There is no description on the back of this old postcard, only printer information that tells us the publisher was Grafiche Biondetti in Verona, and that it was printed in Italy.
I found a video camera for sale at Etsy that resembles the one the girl is holding. Because the description is wonderful and rather brings this postcard to life I am going to print it below because the item may sell, in which case the Etsy shop link would be useless:
1960s 8mm Video Camera - Mansfield Holiday I-EE
Excellent condition camera for video or stop-motion projects, or perfect for neat home decor.
Made in Japan by Argus Inc. between 1962-65.
Sturdy grey metal casing, chrome details and a mixture of charming fonts. Clean and in great shape, and appears fully functional after thorough cleaning/examination.
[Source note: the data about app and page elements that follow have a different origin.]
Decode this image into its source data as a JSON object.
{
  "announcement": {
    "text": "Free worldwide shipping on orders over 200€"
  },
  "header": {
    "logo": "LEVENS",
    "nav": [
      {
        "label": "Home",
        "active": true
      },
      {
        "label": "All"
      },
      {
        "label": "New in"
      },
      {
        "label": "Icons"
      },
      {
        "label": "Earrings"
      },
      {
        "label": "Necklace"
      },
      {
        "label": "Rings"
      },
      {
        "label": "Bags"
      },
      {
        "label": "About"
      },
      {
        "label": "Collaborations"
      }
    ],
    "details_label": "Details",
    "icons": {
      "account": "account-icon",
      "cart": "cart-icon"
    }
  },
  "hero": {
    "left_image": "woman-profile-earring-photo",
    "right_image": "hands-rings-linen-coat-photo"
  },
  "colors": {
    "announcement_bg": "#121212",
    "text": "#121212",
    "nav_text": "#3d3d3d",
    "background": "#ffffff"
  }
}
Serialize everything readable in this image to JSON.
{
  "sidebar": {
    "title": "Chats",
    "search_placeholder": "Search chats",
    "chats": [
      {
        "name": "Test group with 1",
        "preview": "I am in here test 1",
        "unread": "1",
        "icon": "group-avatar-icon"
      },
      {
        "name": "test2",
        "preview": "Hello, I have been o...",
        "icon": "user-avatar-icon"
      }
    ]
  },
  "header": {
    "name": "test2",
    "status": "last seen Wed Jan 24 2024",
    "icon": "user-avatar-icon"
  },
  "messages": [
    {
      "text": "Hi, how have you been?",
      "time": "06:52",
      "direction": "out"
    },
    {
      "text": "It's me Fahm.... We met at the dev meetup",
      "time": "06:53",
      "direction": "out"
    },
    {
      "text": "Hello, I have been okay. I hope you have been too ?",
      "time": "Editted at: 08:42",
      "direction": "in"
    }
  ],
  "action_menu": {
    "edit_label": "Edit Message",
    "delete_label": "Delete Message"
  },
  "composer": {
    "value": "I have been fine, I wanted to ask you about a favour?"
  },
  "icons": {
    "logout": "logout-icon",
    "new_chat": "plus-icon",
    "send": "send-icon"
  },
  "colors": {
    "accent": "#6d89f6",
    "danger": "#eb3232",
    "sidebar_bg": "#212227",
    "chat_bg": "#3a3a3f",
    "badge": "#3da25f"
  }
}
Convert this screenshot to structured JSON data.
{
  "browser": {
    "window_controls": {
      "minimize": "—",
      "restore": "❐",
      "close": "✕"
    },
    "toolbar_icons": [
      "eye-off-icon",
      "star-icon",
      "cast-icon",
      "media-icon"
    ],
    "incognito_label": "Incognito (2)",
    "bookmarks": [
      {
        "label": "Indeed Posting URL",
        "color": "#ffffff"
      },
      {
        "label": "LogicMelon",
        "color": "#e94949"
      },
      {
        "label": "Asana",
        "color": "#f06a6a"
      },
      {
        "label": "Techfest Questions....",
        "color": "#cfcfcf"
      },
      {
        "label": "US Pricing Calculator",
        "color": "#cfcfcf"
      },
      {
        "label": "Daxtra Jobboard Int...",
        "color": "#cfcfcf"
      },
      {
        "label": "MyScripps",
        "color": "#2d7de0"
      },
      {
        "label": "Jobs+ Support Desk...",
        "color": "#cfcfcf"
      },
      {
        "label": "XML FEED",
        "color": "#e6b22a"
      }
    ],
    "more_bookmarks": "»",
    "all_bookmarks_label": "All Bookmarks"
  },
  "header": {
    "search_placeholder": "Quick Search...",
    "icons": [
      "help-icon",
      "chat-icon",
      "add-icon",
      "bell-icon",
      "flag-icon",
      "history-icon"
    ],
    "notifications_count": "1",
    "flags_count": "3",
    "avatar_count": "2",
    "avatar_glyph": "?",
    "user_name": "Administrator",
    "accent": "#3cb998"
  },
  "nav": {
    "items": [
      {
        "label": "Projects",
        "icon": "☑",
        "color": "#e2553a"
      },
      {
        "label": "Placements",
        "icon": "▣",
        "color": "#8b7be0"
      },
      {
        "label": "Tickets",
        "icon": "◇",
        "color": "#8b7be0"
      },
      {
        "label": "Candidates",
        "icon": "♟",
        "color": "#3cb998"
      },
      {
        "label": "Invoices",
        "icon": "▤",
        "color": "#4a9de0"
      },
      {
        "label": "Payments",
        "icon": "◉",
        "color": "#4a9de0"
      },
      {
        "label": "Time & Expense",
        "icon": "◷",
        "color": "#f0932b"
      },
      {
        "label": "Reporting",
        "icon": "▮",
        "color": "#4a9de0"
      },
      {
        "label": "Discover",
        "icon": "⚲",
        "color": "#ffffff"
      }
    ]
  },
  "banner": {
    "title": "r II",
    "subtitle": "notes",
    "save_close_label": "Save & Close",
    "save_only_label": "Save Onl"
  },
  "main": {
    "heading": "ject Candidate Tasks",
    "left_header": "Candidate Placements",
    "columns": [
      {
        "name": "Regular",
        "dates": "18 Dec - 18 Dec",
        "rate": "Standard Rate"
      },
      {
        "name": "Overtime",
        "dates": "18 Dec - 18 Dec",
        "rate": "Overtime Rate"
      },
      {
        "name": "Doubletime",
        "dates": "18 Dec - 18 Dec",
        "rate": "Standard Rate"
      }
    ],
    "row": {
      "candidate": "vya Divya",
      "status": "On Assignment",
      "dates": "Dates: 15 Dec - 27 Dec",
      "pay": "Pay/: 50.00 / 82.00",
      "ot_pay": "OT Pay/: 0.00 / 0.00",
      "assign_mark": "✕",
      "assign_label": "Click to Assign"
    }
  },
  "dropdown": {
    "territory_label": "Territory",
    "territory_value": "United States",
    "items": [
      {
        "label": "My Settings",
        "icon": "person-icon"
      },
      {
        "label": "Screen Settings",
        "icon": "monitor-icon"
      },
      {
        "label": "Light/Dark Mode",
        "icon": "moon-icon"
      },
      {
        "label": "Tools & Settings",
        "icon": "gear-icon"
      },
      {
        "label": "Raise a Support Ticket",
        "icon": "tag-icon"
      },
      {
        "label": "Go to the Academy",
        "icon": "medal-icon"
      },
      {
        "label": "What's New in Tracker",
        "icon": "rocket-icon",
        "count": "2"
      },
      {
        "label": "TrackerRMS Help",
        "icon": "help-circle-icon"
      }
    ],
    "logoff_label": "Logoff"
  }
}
Completely mechanical operation (no need for batteries). A small lever can advance the film per frame for stop-motion work, or automatically. The attachable handle has a trigger that also engages the automatic film feed. Camera can be mounted to your tri-pod to make sick looking claymation monster movies!!
This wonderful device is nearly 50 years old and has been well cared for. Given the age and the delicate nature of a camera's workings, this should not be your next beater camera, but could definitely yield some fantastic art given proper love and care.
Or perhaps it will just add that perfect touch to your sharp 60s decor and make your space look like a million bucks.
Freshly cleaned and given a good once-over. Exterior is in lovely condition with minimal scratches. Lens has no damage. Film housing is clean and includes the take-up reel.
Camera dimensions are about 5 1/4 in (top to bottom) x 7 1/4 in (eye piece to lens)
Handle is 4 1/8 in long
***I examined this camera very carefully and have checked that the lens appears clean and undamaged, the advancing mechanics operate as expected and overall device is clean. I have not tested with actual film and so cannot guarantee that all aspects of the camera's original functionality are intact. This camera is offered as is, but I am confident that anything this cute is unlikely to disappoint!
These days, when kids get together to record good times they pull out their smart phones to capture video moments. Much less cumbersome, to be sure.....but also lacking in movie-making magic! And there are expectations for technological perfection, that wow-factor that the couple in the park above probably never would have considered. Technology Review has an article about a new product that indicates how much things have changed in the world of personal videography. You can read the entire article HERE, as I am sharing only a portion:
Using Your Smart Phone to Mix Video Clips with Others
Vyclone turns a phone into an automated editing suite, mashing up videos recorded simultaneously from different angles.
Taking a video of a concert or ball game with your smart phone and uploading it to YouTube is easy. Finding other videos taken by fellow spectators at the same time and stitching them into one seamless recording is a lot harder.
A new app called Vyclone promises to do that hard stuff for you. Created by Joe Sumner and David King Lassman, the app can be used for all kinds of things, from concert and wedding recordings to short films and citizen journalism projects. Sumner and King Lassman say they aren't trying to compete with professional video-editing tools—rather, they see Vyclone as something anyone can use on the fly. "We can all have our Scorsese moment, irrespective of experience and ability," King Lassman says.
As more people tote smart phones everywhere they go, Vyclone and a growing number of other mobile apps are trying to bring functionality to smart phones that until recently was restricted to computers.
Sumner, a singer-songwriter, thought of the idea in 2010 while touring as a member of the band Fiction Plane. He noticed that audience members spent much of the show recording it with their cell phones and then posted their videos on YouTube. Sumner figured there must be a simple way to link all the phones at an event and create an automatically generated compilation of the different videos taken simultaneously. That way "people would be able to look at every single viewpoint and see everything," he says.
Sumner began working with King Lassman, a technology entrepreneur, on software that could rapidly analyze, process, mash up, and spit out video recorded by people at the same event. In May they rolled out the free iPhone app in their native England, which they're treating as a test market before bringing the app stateside this summer. . .
Happy Labor Day weekend wishes to those celebrating in the U.S. and Happy Labour Day to those celebrating in Canada this weekend. Go make some sweet
end-of-summer memories, and perhaps capture them via smart phone, or a poem or painting because time goes by so fast!